© Author(s) 2017. This work is distributed
under the Creative Commons Attribution 3.0 License.
Research article
13 Feb 2017
Post-processing to remove residual clouds from aerosol optical depth retrieved using the Advanced Along Track Scanning Radiometer
Larisa Sogacheva1, Pekka Kolmonen1, Timo H. Virtanen1, Edith Rodriguez1, Giulia Saponaro1, and Gerrit de Leeuw1,2 1Climate Research, Finnish Meteorological Institute, Helsinki, 00560, Finland
2Department of Physics, University of Helsinki, Helsinki, 00560, Finland

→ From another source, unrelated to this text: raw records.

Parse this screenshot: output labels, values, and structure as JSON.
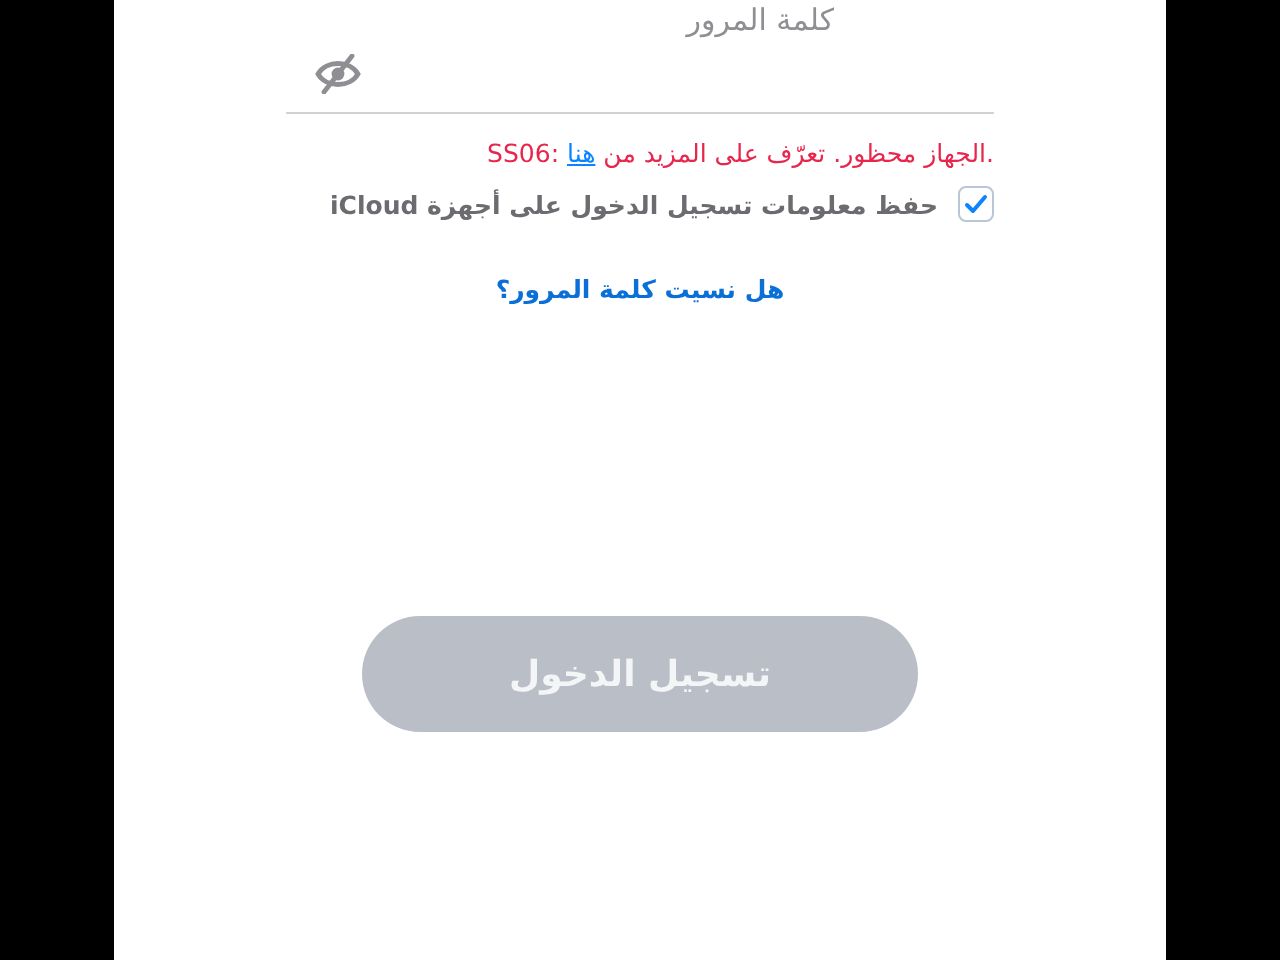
{
  "password_field": {
    "label": "كلمة المرور",
    "password_hidden": true
  },
  "error": {
    "text_before": ".الجهاز محظور. تعرّف على المزيد من ",
    "link": "هنا",
    "text_after": " :SS06"
  },
  "remember": {
    "label": "حفظ معلومات تسجيل الدخول على أجهزة iCloud",
    "checked": true
  },
  "forgot_link": "هل نسيت كلمة المرور؟",
  "login_button": {
    "label": "تسجيل الدخول",
    "disabled": true
  }
}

Abstract. Cloud misclassification is a serious problem in the retrieval of aerosol optical depth (AOD), which might considerably bias the AOD results. On the one hand, residual cloud contamination leads to AOD overestimation, whereas the removal of high-AOD pixels (due to their misclassification as clouds) leads to underestimation. To remove cloud-contaminated areas in AOD retrieved from reflectances measured with the (Advanced) Along Track Scanning Radiometers (ATSR-2 and AATSR), using the ATSR dual-view algorithm (ADV) over land or the ATSR single-view algorithm (ASV) over ocean, a cloud post-processing (CPP) scheme has been developed at the Finnish Meteorological Institute (FMI) as described in Kolmonen et al. (2016). The application of this scheme results in the removal of cloud-contaminated areas, providing spatially smoother AOD maps and favourable comparison with AOD obtained from the ground-based reference measurements from the AERONET sun photometer network. However, closer inspection shows that the CPP also removes areas with elevated AOD not due to cloud contamination, as shown in this paper. We present an improved CPP scheme which better discriminates between cloud-free and cloud-contaminated areas. The CPP thresholds have been further evaluated and adjusted according to the findings. The thresholds for the detection of high-AOD regions (> 60 % of the retrieved pixels should be high-AOD (> 0.6) pixels), and cloud contamination criteria for low-AOD regions have been accepted as the default for AOD global post-processing in the improved CPP. Retaining elevated AOD while effectively removing cloud-contaminated pixels affects the resulting global and regional mean AOD values as well as coverage. Effects of the CPP scheme on both spatial and temporal variation for the period 2002–2012 are discussed. With the improved CPP, the AOD coverage increases by 10–15 % with respect to the existing scheme. The validation versus AERONET shows an improvement of the correlation coefficient from 0.84 to 0.86 for the global data set for the period 2002–2012. The global aggregated AOD over land for the period 2003–2011 is 0.163 with the improved CPP compared to 0.144 with the existing scheme. The aggregated AOD over ocean and globally (land and ocean together) is 0.164 with the improved CPP scheme (compared to 0.152 and 0.150 with the existing scheme, for ocean and globally respectively). Effects of the improved CPP scheme on the 10-year time series are illustrated and seasonal and temporal changes are discussed. The improved CPP method introduced here is applicable to other aerosol retrieval algorithms. However, the thresholds for detecting the high-AOD regions, which were developed for AATSR, might have to be adjusted to the actual features of the instruments.

Citation: Sogacheva, L., Kolmonen, P., Virtanen, T. H., Rodriguez, E., Saponaro, G., and de Leeuw, G.: Post-processing to remove residual clouds from aerosol optical depth retrieved using the Advanced Along Track Scanning Radiometer, Atmos. Meas. Tech., 10, 491-505, doi:10.5194/amt-10-491-2017, 2017.
Publications Copernicus
Short summary
Clouds reflect solar light much more strongly than aerosol particles. Therefore, the retrieval of aerosol optical depth is usually only attempted over cloud-free areas. A very strict cloud detection scheme has to be applied to remove all cloudy pixels. However, often not all clouds are detected. To remove possibly cloud-contaminated pixels, a cloud post-processing algorithm has been designed, which effectively solves the problem and results in smoother AOD maps and improved validation results.
Clouds reflect solar light much more strongly than aerosol particles. Therefore, the retrieval...